“Action on behalf of life transforms. Because the relationship between self and the world is reciprocal, it is not a question of first getting enlightened or saved and then acting. As we work to heal the earth, the earth heals us.”

Robin Wall Kimmerer, Braiding Sweetgrass: Indigenous Wisdom, Scientific Knowledge, and the Teachings of Plants 

What was old, is new again. 

The idea of combining food producing garden landscapes with trees and perennials is not new, in fact, it is possibly the oldest way to garden. Indigenous peoples around the world have thrived in diverse ecosystems while enhancing the world's soil, water, forests and climates using this wisdom. Some of these food forests can be seen to this day, hundreds of years later, without any human maintenance. 

Food forests use diverse planting to mimic nature's seven forest layers including fruit, vegetables, herbs, and medicinal plants that grow well together and are often mutually beneficial to each other. Each plant is selected to be part of an ecologically sound community, one that is not only suited to its environment but the other plants around it. The food forest becomes a significant source of food while regenerating the very ground it exists upon. 

By using this mimicry, we will be creating optimal growing conditions for a variety of healthy food generating plants and trees. This diversity creates resiliancy within the growing system and a healthier environment for plants and animals. 
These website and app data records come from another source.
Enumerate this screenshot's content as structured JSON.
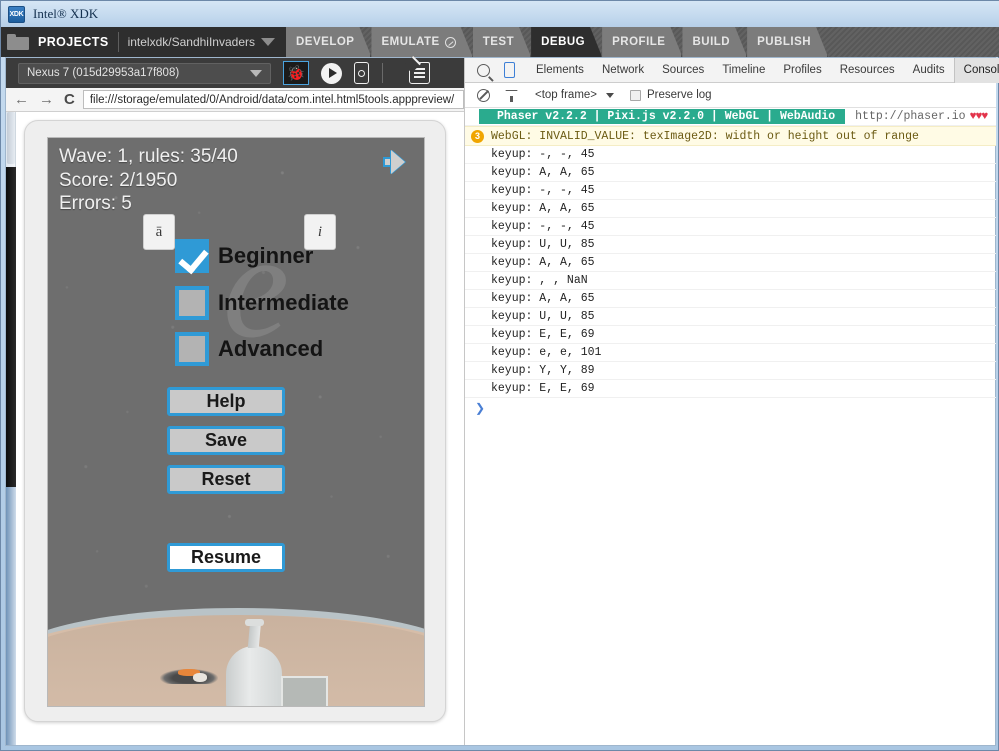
{
  "window": {
    "title": "Intel® XDK",
    "logo_text": "XDK"
  },
  "topbar": {
    "projects_label": "PROJECTS",
    "project_name": "intelxdk/SandhiInvaders",
    "folder_icon": "folder-icon",
    "caret_icon": "chevron-down-icon",
    "tabs": [
      {
        "label": "DEVELOP",
        "active": false,
        "badge": false
      },
      {
        "label": "EMULATE",
        "active": false,
        "badge": true
      },
      {
        "label": "TEST",
        "active": false,
        "badge": false
      },
      {
        "label": "DEBUG",
        "active": true,
        "badge": false
      },
      {
        "label": "PROFILE",
        "active": false,
        "badge": false
      },
      {
        "label": "BUILD",
        "active": false,
        "badge": false
      },
      {
        "label": "PUBLISH",
        "active": false,
        "badge": false
      }
    ]
  },
  "device_toolbar": {
    "device": "Nexus 7 (015d29953a17f808)",
    "caret_icon": "chevron-down-icon",
    "bug_icon": "bug-icon",
    "play_icon": "play-icon",
    "phone_icon": "phone-device-icon",
    "clear_icon": "clear-cache-icon"
  },
  "browser_bar": {
    "back_icon": "arrow-left-icon",
    "forward_icon": "arrow-right-icon",
    "reload_icon": "reload-icon",
    "back_glyph": "←",
    "forward_glyph": "→",
    "reload_glyph": "C",
    "url": "file:///storage/emulated/0/Android/data/com.intel.html5tools.apppreview/"
  },
  "game": {
    "hud": {
      "line1": "Wave: 1, rules: 35/40",
      "line2": "Score: 2/1950",
      "line3": "Errors: 5"
    },
    "watermark": "e",
    "speaker_icon": "speaker-icon",
    "mini_buttons": [
      {
        "label": "ā",
        "name": "accent-button"
      },
      {
        "label": "i",
        "name": "info-button"
      }
    ],
    "difficulty": [
      {
        "label": "Beginner",
        "checked": true
      },
      {
        "label": "Intermediate",
        "checked": false
      },
      {
        "label": "Advanced",
        "checked": false
      }
    ],
    "buttons": [
      {
        "label": "Help"
      },
      {
        "label": "Save"
      },
      {
        "label": "Reset"
      },
      {
        "label": "Resume"
      }
    ],
    "colors": {
      "accent": "#2f9ad6",
      "sky": "#6e6e6e",
      "ground": "#d6bda8"
    }
  },
  "devtools": {
    "search_icon": "search-icon",
    "device_mode_icon": "device-toggle-icon",
    "tabs": [
      {
        "label": "Elements",
        "active": false
      },
      {
        "label": "Network",
        "active": false
      },
      {
        "label": "Sources",
        "active": false
      },
      {
        "label": "Timeline",
        "active": false
      },
      {
        "label": "Profiles",
        "active": false
      },
      {
        "label": "Resources",
        "active": false
      },
      {
        "label": "Audits",
        "active": false
      },
      {
        "label": "Console",
        "active": true
      }
    ],
    "subbar": {
      "clear_icon": "clear-console-icon",
      "filter_icon": "filter-icon",
      "frame": "<top frame>",
      "frame_caret_icon": "chevron-down-icon",
      "preserve_log_label": "Preserve log",
      "preserve_log_checked": false
    },
    "console": {
      "banner": {
        "text": "Phaser v2.2.2 | Pixi.js v2.2.0 | WebGL | WebAudio",
        "url": "http://phaser.io",
        "hearts": "♥♥♥",
        "chip_color": "#2aab8e",
        "heart_color": "#e2344b"
      },
      "warning": {
        "count": "3",
        "text": "WebGL: INVALID_VALUE: texImage2D: width or height out of range"
      },
      "entries": [
        "keyup: -, -, 45",
        "keyup: A, A, 65",
        "keyup: -, -, 45",
        "keyup: A, A, 65",
        "keyup: -, -, 45",
        "keyup: U, U, 85",
        "keyup: A, A, 65",
        "keyup: , , NaN",
        "keyup: A, A, 65",
        "keyup: U, U, 85",
        "keyup: E, E, 69",
        "keyup: e, e, 101",
        "keyup: Y, Y, 89",
        "keyup: E, E, 69"
      ],
      "prompt_glyph": "❯"
    }
  }
}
Treat the earth well: it was not given to you by your parents, it was loaned to you by your children. We do not inherit the Earth from our Ancestors, we borrow it from our Children.